» Work order
Each line of the records that includes "this" should be found and copied.

(Web page and app entries)
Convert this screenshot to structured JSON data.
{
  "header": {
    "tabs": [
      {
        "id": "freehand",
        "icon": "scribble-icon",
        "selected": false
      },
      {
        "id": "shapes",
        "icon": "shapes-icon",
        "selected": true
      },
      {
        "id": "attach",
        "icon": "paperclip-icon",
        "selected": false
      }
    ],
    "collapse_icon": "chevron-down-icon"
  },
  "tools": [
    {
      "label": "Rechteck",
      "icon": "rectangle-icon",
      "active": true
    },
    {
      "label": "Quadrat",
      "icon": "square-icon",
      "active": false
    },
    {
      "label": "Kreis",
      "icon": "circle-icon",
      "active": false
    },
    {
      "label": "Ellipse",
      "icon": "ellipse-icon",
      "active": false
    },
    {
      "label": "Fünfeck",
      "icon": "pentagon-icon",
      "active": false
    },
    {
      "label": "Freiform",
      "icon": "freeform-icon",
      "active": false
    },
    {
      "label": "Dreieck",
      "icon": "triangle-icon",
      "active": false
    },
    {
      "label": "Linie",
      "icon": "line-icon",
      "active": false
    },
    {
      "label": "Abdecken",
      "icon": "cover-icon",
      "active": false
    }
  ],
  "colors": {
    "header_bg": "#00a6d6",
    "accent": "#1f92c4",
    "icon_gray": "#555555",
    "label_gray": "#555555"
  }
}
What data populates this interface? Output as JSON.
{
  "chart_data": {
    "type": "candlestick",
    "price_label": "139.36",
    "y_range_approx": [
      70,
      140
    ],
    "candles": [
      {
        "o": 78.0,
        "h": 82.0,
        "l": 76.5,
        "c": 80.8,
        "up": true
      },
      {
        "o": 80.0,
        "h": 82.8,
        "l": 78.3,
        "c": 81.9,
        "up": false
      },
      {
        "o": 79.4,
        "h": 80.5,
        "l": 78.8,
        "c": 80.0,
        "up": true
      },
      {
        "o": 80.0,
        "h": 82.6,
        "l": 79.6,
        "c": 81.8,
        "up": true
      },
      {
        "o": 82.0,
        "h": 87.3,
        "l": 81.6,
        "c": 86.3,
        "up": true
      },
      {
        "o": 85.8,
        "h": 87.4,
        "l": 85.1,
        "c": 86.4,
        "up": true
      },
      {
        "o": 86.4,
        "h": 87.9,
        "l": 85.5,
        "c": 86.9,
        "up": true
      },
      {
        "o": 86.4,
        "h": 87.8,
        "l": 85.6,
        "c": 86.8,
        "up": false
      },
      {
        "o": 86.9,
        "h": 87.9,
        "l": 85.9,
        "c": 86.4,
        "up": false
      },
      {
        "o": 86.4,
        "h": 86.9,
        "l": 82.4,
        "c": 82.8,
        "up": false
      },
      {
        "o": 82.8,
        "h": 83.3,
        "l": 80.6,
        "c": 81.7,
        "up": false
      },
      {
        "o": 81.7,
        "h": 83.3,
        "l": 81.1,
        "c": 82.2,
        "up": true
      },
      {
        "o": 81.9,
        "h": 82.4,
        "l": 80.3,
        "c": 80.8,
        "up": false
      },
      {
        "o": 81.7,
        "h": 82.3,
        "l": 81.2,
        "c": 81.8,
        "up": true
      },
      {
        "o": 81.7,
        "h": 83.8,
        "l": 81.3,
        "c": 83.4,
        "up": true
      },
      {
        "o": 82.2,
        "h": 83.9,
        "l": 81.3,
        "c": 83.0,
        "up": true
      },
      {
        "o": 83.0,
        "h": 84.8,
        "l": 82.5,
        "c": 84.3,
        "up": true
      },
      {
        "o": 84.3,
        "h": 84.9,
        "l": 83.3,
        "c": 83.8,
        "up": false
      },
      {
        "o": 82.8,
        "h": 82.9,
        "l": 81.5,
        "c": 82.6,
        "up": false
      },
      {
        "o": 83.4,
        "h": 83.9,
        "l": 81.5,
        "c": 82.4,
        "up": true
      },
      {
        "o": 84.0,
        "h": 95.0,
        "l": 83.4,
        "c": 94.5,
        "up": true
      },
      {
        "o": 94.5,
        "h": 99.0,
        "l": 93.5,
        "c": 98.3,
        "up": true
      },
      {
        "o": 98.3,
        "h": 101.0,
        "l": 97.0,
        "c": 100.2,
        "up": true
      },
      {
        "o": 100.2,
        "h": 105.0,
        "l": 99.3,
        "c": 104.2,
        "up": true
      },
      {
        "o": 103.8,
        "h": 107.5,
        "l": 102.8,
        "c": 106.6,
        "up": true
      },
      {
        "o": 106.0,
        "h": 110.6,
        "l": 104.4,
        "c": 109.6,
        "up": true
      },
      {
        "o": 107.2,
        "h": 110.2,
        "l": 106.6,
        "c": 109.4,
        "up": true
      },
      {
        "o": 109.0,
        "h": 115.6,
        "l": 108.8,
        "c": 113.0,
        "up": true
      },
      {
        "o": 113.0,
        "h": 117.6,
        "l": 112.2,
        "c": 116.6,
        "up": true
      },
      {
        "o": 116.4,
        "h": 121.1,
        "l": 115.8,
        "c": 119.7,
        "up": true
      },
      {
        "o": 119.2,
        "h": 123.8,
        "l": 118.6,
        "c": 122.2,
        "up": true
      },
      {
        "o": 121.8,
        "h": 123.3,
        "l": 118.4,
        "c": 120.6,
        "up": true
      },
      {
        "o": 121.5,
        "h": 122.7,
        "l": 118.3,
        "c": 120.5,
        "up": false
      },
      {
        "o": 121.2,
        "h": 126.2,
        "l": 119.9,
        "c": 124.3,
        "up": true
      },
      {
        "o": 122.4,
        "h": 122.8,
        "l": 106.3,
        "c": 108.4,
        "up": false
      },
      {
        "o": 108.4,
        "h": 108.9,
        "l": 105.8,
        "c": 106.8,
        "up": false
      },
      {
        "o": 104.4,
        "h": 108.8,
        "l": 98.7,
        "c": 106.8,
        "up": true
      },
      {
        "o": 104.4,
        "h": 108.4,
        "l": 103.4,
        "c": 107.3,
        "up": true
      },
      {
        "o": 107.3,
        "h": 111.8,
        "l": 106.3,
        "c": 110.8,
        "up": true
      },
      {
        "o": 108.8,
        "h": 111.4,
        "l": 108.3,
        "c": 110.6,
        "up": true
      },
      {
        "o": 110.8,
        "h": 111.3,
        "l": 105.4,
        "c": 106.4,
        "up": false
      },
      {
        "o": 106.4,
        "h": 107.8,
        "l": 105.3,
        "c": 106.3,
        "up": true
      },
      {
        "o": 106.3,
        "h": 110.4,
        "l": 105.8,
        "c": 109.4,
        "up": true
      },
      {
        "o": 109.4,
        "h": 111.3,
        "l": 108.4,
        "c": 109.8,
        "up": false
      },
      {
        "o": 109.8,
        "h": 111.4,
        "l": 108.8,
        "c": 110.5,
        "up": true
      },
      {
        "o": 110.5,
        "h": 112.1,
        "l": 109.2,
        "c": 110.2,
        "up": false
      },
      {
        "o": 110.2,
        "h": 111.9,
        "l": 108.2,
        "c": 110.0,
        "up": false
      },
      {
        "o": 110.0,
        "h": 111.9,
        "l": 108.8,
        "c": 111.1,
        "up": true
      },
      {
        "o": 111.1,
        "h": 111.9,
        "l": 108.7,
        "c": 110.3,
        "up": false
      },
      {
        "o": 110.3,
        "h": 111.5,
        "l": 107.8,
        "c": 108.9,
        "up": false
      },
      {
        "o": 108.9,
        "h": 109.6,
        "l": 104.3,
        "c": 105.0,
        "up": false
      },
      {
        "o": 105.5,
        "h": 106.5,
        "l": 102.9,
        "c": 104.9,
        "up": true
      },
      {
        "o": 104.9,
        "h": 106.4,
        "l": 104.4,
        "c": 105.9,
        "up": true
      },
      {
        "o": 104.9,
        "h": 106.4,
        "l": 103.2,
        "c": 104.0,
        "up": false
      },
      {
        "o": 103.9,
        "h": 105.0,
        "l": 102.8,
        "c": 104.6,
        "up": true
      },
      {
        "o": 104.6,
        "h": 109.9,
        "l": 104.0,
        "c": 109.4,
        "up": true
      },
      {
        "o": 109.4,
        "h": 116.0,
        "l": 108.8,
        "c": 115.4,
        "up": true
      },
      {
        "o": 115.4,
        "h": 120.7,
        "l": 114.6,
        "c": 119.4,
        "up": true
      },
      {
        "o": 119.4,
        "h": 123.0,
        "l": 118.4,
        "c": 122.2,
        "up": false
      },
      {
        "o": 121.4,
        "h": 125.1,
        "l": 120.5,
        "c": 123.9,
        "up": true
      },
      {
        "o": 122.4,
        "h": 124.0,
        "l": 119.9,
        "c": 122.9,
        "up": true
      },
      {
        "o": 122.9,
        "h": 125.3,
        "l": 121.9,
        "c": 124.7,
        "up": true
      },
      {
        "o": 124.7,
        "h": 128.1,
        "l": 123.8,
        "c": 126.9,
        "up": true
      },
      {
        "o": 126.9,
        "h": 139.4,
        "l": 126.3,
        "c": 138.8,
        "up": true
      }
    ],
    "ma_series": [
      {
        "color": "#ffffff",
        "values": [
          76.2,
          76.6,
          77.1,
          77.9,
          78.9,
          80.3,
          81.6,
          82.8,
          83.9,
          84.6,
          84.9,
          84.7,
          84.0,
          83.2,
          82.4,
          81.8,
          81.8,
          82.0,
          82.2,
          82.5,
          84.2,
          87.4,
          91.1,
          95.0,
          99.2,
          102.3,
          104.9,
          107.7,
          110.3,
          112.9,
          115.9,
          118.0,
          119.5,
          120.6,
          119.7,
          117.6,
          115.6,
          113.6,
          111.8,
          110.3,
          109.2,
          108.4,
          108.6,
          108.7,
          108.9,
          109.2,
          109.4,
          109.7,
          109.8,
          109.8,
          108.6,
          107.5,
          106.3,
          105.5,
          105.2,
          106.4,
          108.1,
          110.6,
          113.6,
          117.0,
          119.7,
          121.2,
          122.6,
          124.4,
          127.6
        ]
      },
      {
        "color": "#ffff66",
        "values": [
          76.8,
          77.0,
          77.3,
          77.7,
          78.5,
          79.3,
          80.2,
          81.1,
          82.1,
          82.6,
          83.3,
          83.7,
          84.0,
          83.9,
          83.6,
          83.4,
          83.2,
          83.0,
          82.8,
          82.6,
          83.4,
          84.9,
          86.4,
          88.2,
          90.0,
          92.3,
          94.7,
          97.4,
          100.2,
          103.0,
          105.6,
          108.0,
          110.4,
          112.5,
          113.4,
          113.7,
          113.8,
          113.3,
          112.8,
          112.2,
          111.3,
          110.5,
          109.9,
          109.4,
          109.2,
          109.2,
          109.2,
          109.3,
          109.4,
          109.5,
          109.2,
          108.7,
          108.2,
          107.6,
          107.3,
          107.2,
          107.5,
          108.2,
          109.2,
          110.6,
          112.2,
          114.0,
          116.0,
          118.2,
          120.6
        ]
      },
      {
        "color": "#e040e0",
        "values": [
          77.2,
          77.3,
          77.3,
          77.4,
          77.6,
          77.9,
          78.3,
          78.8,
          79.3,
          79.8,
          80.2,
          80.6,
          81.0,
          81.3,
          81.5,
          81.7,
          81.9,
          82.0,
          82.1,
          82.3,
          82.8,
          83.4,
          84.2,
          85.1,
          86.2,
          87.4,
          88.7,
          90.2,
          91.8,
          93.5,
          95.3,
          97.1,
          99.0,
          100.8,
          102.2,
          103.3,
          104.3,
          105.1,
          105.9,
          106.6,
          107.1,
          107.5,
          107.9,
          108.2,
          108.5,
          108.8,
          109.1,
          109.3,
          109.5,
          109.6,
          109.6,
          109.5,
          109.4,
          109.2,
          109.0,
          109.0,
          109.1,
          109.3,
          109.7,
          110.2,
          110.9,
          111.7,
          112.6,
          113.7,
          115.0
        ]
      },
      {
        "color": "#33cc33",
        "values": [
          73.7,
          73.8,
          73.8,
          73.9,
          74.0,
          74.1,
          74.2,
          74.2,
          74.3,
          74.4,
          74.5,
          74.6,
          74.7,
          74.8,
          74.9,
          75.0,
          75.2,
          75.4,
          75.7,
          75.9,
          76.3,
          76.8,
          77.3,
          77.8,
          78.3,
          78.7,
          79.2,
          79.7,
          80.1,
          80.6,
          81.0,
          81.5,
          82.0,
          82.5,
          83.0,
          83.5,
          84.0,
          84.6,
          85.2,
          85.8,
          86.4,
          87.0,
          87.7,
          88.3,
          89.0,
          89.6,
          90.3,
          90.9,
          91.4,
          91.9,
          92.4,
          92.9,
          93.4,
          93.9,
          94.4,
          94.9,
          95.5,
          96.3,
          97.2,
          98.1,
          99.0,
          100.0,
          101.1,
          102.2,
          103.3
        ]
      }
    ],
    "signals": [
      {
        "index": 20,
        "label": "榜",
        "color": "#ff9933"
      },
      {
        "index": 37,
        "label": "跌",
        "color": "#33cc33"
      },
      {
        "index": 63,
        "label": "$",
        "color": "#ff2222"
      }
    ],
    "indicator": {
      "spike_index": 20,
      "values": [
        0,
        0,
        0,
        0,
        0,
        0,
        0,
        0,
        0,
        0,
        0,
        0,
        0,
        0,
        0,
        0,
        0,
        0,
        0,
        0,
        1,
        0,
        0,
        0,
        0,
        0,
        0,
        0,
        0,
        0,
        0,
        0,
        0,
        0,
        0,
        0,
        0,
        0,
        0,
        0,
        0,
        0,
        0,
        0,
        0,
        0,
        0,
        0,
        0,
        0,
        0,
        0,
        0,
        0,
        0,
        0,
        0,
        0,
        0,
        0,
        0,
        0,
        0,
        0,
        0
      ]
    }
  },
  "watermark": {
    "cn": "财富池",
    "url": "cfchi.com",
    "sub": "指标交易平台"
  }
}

» The completed task
Convert this screenshot to structured JSON data.
What data populates this interface? Output as JSON.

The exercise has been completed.